It has been obvious to all of us for some time that pretty soon the Earth is going to run out of fossil fuel. This has been the conventional wisdom not just among Prius drivers, Whole Foods shoppers, and solar-panel manufacturers, but within the fossil-fuel industry as well. In 2008, Ron Oxburgh, a former chairman of Shell, said, “It is pretty clear that there is not much chance of finding any significant quantity of new cheap oil.”
But thanks to new discoveries and new technologies, the end of fossil fuels is not looking quite so imminent. From the oil sands of northern Alberta, to America’s massive pockets of shale gas (American gas reserves would last at least 75 years at current consumption rates), to the vast offshore oil reserves that Brazil hopes will make it the world’s fourth-largest producer by 2020, fossil-fuel sources we didn’t know about or couldn’t use are suddenly available. Crucially, many of these supplies are found in thriving democracies—a dramatic shift from the past, when oil and autocracy seemed to go together.

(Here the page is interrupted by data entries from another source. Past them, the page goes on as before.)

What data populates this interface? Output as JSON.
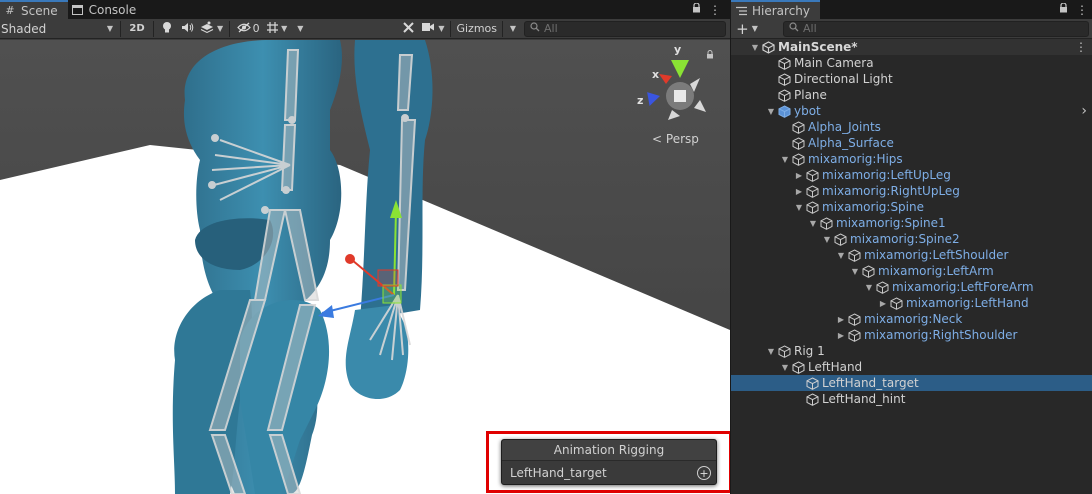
{
  "scene_tabs": [
    {
      "label": "Scene",
      "icon": "hash-icon",
      "active": true
    },
    {
      "label": "Console",
      "icon": "console-icon",
      "active": false
    }
  ],
  "scene_toolbar": {
    "shading_mode": "Shaded",
    "mode_2d": "2D",
    "hidden_count": "0",
    "gizmos_label": "Gizmos",
    "search_placeholder": "All"
  },
  "viewport": {
    "projection_label": "Persp",
    "gizmo_axes": {
      "x": "x",
      "y": "y",
      "z": "z"
    }
  },
  "overlay": {
    "title": "Animation Rigging",
    "item": "LeftHand_target"
  },
  "hierarchy": {
    "tab_label": "Hierarchy",
    "search_placeholder": "All",
    "rows": [
      {
        "label": "MainScene*",
        "depth": 0,
        "fold": "open",
        "kind": "scene"
      },
      {
        "label": "Main Camera",
        "depth": 1,
        "fold": "none",
        "kind": "object"
      },
      {
        "label": "Directional Light",
        "depth": 1,
        "fold": "none",
        "kind": "object"
      },
      {
        "label": "Plane",
        "depth": 1,
        "fold": "none",
        "kind": "object"
      },
      {
        "label": "ybot",
        "depth": 1,
        "fold": "open",
        "kind": "prefab-root"
      },
      {
        "label": "Alpha_Joints",
        "depth": 2,
        "fold": "none",
        "kind": "prefab"
      },
      {
        "label": "Alpha_Surface",
        "depth": 2,
        "fold": "none",
        "kind": "prefab"
      },
      {
        "label": "mixamorig:Hips",
        "depth": 2,
        "fold": "open",
        "kind": "prefab"
      },
      {
        "label": "mixamorig:LeftUpLeg",
        "depth": 3,
        "fold": "closed",
        "kind": "prefab"
      },
      {
        "label": "mixamorig:RightUpLeg",
        "depth": 3,
        "fold": "closed",
        "kind": "prefab"
      },
      {
        "label": "mixamorig:Spine",
        "depth": 3,
        "fold": "open",
        "kind": "prefab"
      },
      {
        "label": "mixamorig:Spine1",
        "depth": 4,
        "fold": "open",
        "kind": "prefab"
      },
      {
        "label": "mixamorig:Spine2",
        "depth": 5,
        "fold": "open",
        "kind": "prefab"
      },
      {
        "label": "mixamorig:LeftShoulder",
        "depth": 6,
        "fold": "open",
        "kind": "prefab"
      },
      {
        "label": "mixamorig:LeftArm",
        "depth": 7,
        "fold": "open",
        "kind": "prefab"
      },
      {
        "label": "mixamorig:LeftForeArm",
        "depth": 8,
        "fold": "open",
        "kind": "prefab"
      },
      {
        "label": "mixamorig:LeftHand",
        "depth": 9,
        "fold": "closed",
        "kind": "prefab"
      },
      {
        "label": "mixamorig:Neck",
        "depth": 6,
        "fold": "closed",
        "kind": "prefab"
      },
      {
        "label": "mixamorig:RightShoulder",
        "depth": 6,
        "fold": "closed",
        "kind": "prefab"
      },
      {
        "label": "Rig 1",
        "depth": 1,
        "fold": "open",
        "kind": "rig"
      },
      {
        "label": "LeftHand",
        "depth": 2,
        "fold": "open",
        "kind": "object"
      },
      {
        "label": "LeftHand_target",
        "depth": 3,
        "fold": "none",
        "kind": "object",
        "selected": true
      },
      {
        "label": "LeftHand_hint",
        "depth": 3,
        "fold": "none",
        "kind": "object"
      }
    ]
  },
  "colors": {
    "selection": "#2c5d87",
    "prefab_text": "#7eaee6",
    "highlight_box": "#e00000",
    "tab_accent": "#3a79bb"
  }
}
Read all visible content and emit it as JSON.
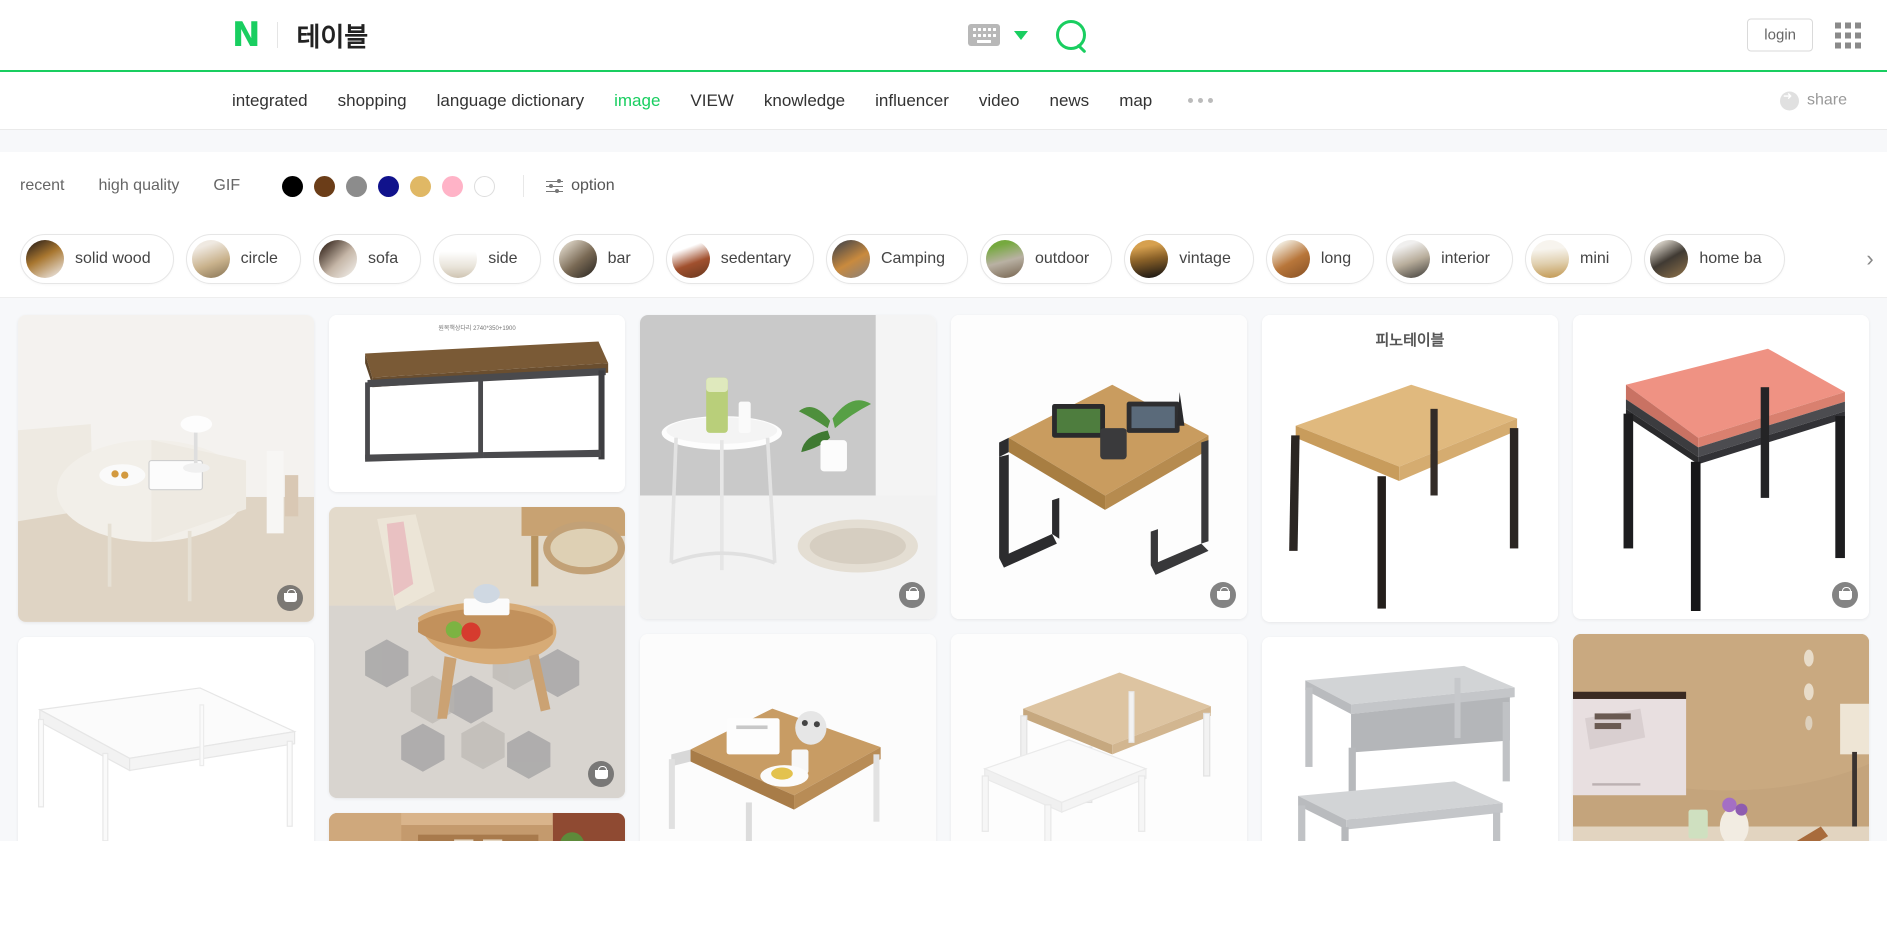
{
  "header": {
    "logo_text": "N",
    "query": "테이블",
    "keyboard_icon": "keyboard-icon",
    "dropdown_icon": "chevron-down-icon",
    "search_icon": "search-icon",
    "login_label": "login",
    "apps_icon": "apps-grid-icon"
  },
  "nav": {
    "items": [
      {
        "label": "integrated",
        "active": false
      },
      {
        "label": "shopping",
        "active": false
      },
      {
        "label": "language dictionary",
        "active": false
      },
      {
        "label": "image",
        "active": true
      },
      {
        "label": "VIEW",
        "active": false
      },
      {
        "label": "knowledge",
        "active": false
      },
      {
        "label": "influencer",
        "active": false
      },
      {
        "label": "video",
        "active": false
      },
      {
        "label": "news",
        "active": false
      },
      {
        "label": "map",
        "active": false
      }
    ],
    "more_icon": "more-dots-icon",
    "share_label": "share",
    "share_icon": "share-icon"
  },
  "filters": {
    "links": [
      "recent",
      "high quality",
      "GIF"
    ],
    "colors": [
      {
        "name": "black",
        "hex": "#000000"
      },
      {
        "name": "brown",
        "hex": "#6b3d18"
      },
      {
        "name": "gray",
        "hex": "#8c8c8c"
      },
      {
        "name": "navy",
        "hex": "#10128c"
      },
      {
        "name": "gold",
        "hex": "#e0b865"
      },
      {
        "name": "pink",
        "hex": "#ffb3c7"
      },
      {
        "name": "white",
        "hex": "#ffffff"
      }
    ],
    "option_label": "option",
    "option_icon": "sliders-icon"
  },
  "chips": {
    "items": [
      {
        "label": "solid wood"
      },
      {
        "label": "circle"
      },
      {
        "label": "sofa"
      },
      {
        "label": "side"
      },
      {
        "label": "bar"
      },
      {
        "label": "sedentary"
      },
      {
        "label": "Camping"
      },
      {
        "label": "outdoor"
      },
      {
        "label": "vintage"
      },
      {
        "label": "long"
      },
      {
        "label": "interior"
      },
      {
        "label": "mini"
      },
      {
        "label": "home ba"
      }
    ],
    "next_icon": "chevron-right-icon"
  },
  "results": {
    "columns": [
      {
        "tiles": [
          {
            "name": "white-oval-folding-table-room",
            "caption": "",
            "note": "",
            "cart": true
          },
          {
            "name": "white-rect-frame-table",
            "caption": "",
            "note": "",
            "cart": false
          }
        ]
      },
      {
        "tiles": [
          {
            "name": "wood-top-steel-long-console",
            "caption": "",
            "note": "원목책상다리 2740*350+1900",
            "cart": false
          },
          {
            "name": "wood-round-coffee-table-rug",
            "caption": "",
            "note": "",
            "cart": true
          },
          {
            "name": "dining-room-wood-set",
            "caption": "",
            "note": "",
            "cart": false
          }
        ]
      },
      {
        "tiles": [
          {
            "name": "white-round-side-table-plant",
            "caption": "",
            "note": "",
            "cart": true
          },
          {
            "name": "wood-top-white-leg-tea-table",
            "caption": "",
            "note": "",
            "cart": false
          }
        ]
      },
      {
        "tiles": [
          {
            "name": "wood-steel-leg-low-table",
            "caption": "",
            "note": "",
            "cart": true
          },
          {
            "name": "white-leg-square-table",
            "caption": "",
            "note": "",
            "cart": false
          }
        ]
      },
      {
        "tiles": [
          {
            "name": "pino-table-product",
            "caption": "피노테이블",
            "note": "",
            "cart": false
          },
          {
            "name": "grey-school-desk-pair",
            "caption": "",
            "note": "",
            "cart": false
          }
        ]
      },
      {
        "tiles": [
          {
            "name": "pink-top-black-leg-table",
            "caption": "",
            "note": "",
            "cart": true
          },
          {
            "name": "interior-poster-wall-scene",
            "caption": "",
            "note": "",
            "cart": false
          }
        ]
      }
    ]
  }
}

The resurgence of fossil fuels will create new winners in the global economy—oil is one reason Brazil is on the rise, and shale gas could be a source of America’s economic rebound after the 2008 slump. Oil could complicate domestic politics in countries with too much of it—there is a reason economists talk about “the curse of oil,” and dictatorships have thrived in countries with abundant natural resources.